■ **What you should do**: Pictures are not part of the copy; retype all the records below exactly.

┌──

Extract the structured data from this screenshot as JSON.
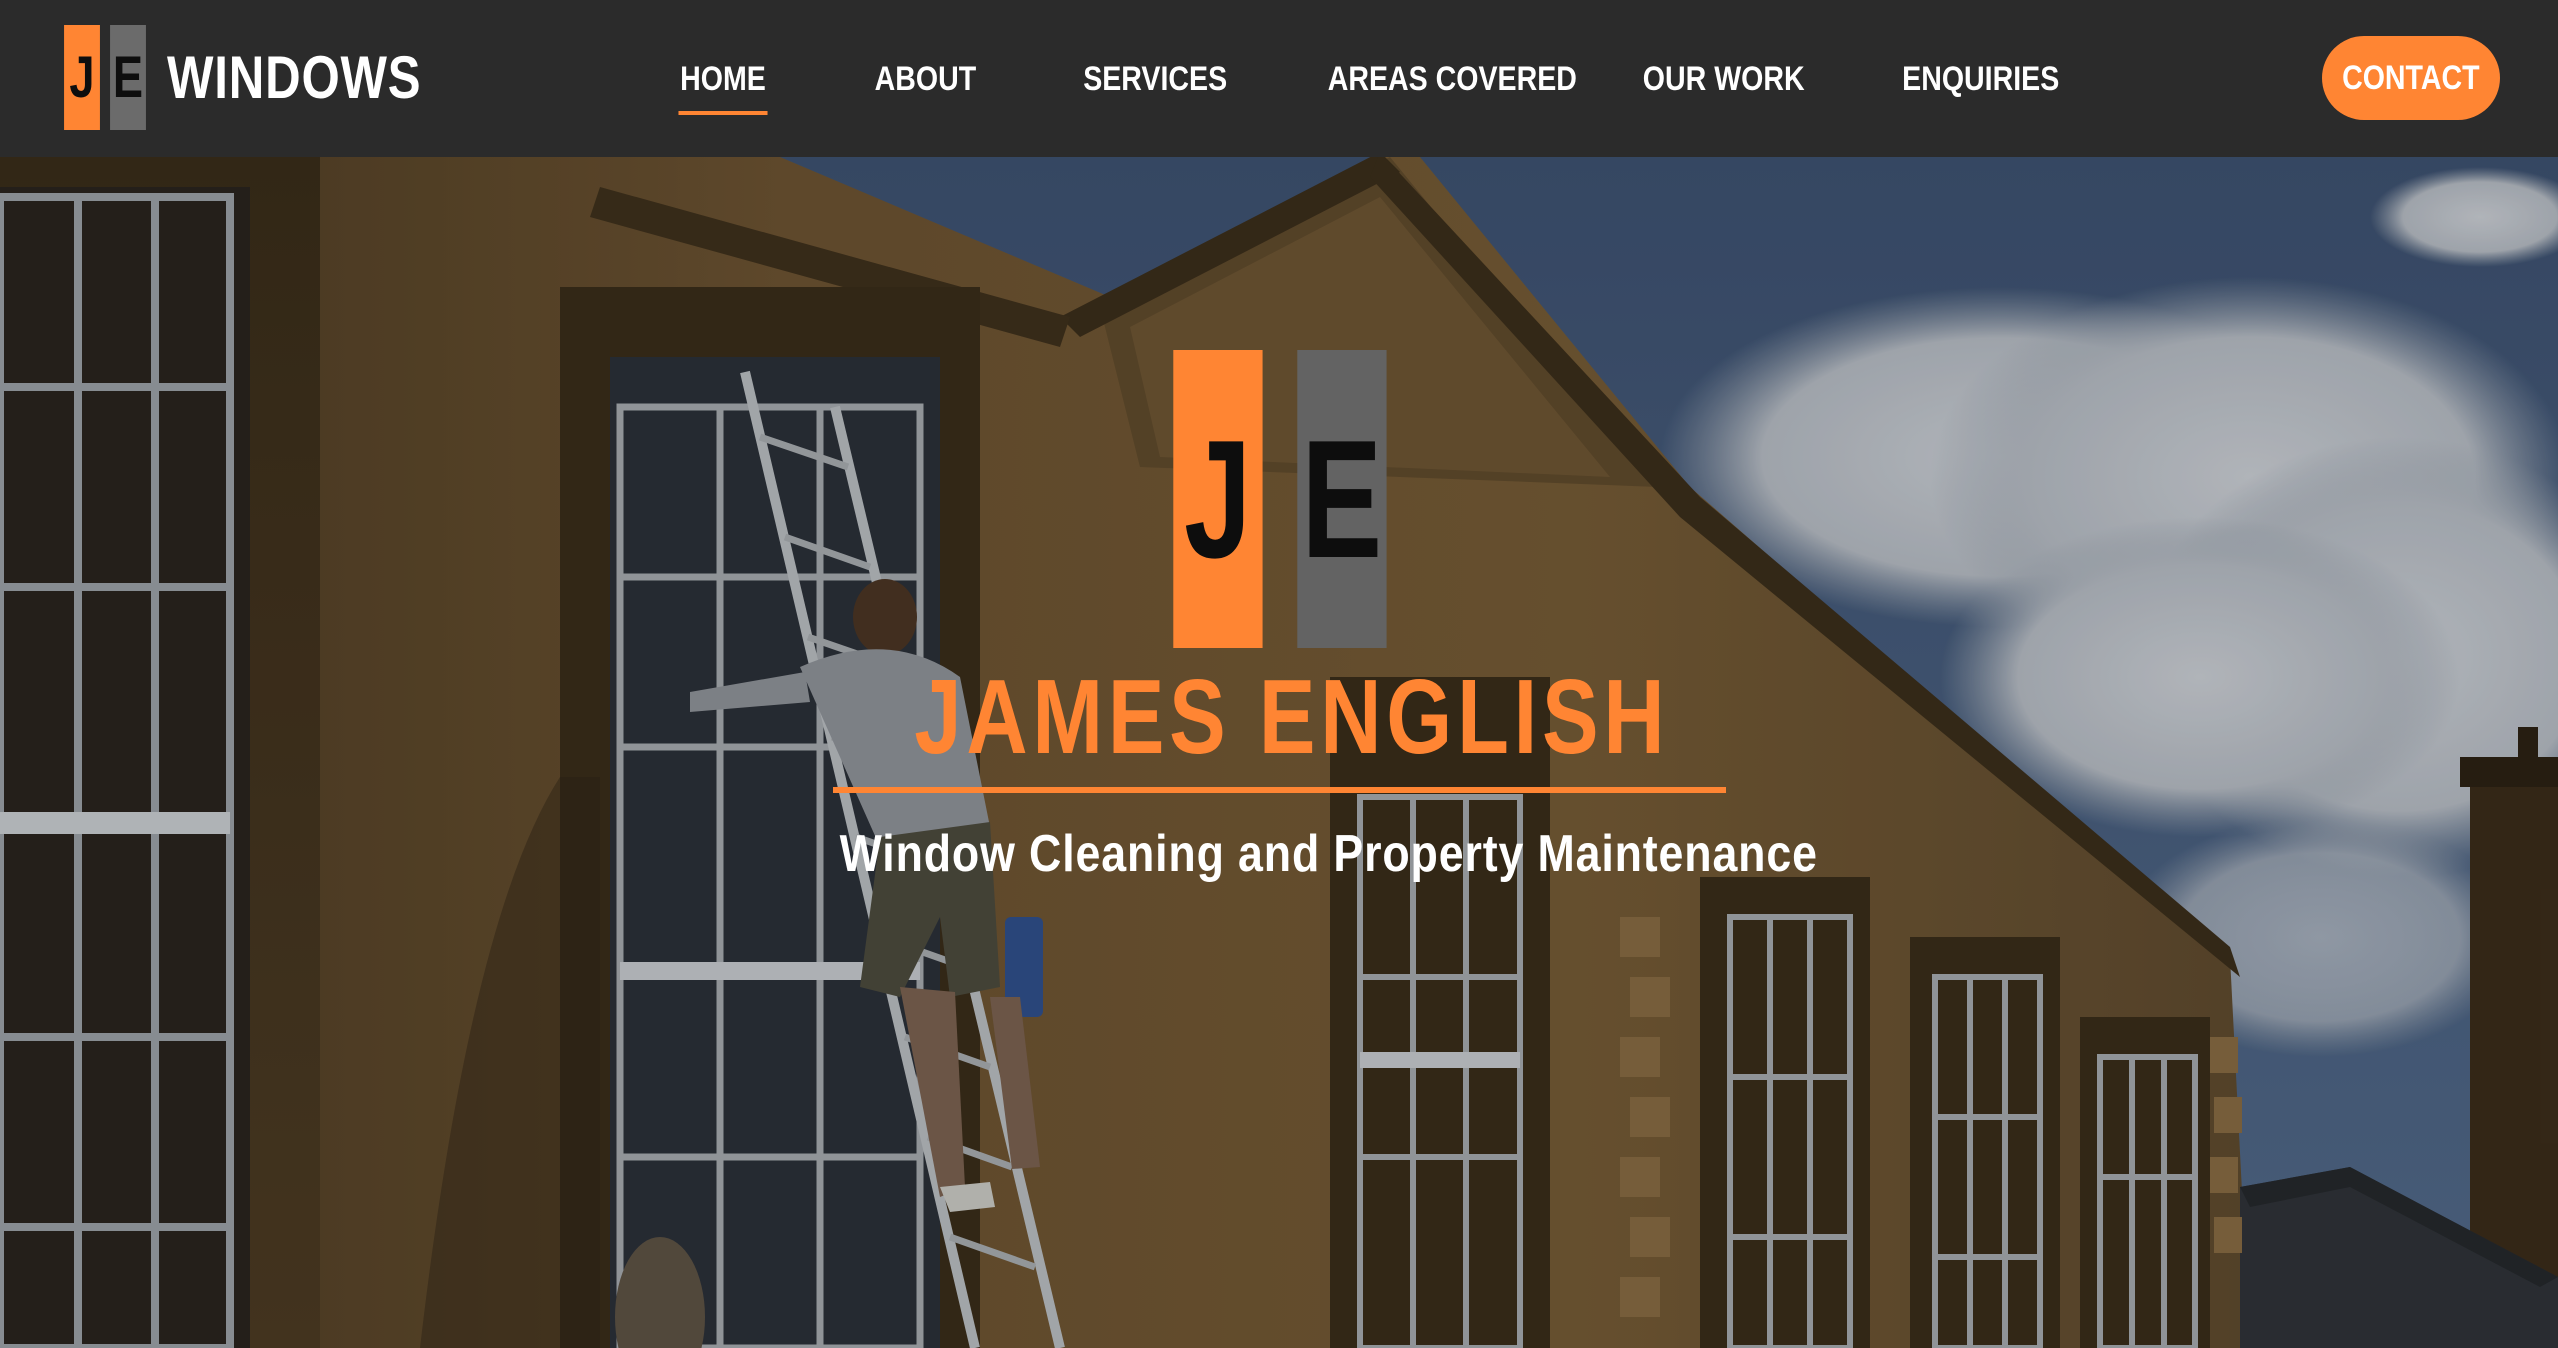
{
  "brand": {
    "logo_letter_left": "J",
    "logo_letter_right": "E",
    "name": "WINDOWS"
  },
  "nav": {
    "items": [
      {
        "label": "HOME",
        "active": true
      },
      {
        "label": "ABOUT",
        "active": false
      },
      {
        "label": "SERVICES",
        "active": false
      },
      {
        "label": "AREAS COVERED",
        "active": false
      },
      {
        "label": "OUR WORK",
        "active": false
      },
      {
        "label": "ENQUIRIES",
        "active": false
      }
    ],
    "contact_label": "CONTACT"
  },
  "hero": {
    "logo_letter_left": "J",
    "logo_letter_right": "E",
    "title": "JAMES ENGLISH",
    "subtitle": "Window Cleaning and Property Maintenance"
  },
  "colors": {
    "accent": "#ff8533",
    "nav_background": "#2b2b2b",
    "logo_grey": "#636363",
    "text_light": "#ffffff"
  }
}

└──

■ **Task solution**:
Extract the structured data from this screenshot as JSON.
{
  "brand": {
    "logo_letter_left": "J",
    "logo_letter_right": "E",
    "name": "WINDOWS"
  },
  "nav": {
    "items": [
      {
        "label": "HOME",
        "active": true
      },
      {
        "label": "ABOUT",
        "active": false
      },
      {
        "label": "SERVICES",
        "active": false
      },
      {
        "label": "AREAS COVERED",
        "active": false
      },
      {
        "label": "OUR WORK",
        "active": false
      },
      {
        "label": "ENQUIRIES",
        "active": false
      }
    ],
    "contact_label": "CONTACT"
  },
  "hero": {
    "logo_letter_left": "J",
    "logo_letter_right": "E",
    "title": "JAMES ENGLISH",
    "subtitle": "Window Cleaning and Property Maintenance"
  },
  "colors": {
    "accent": "#ff8533",
    "nav_background": "#2b2b2b",
    "logo_grey": "#636363",
    "text_light": "#ffffff"
  }
}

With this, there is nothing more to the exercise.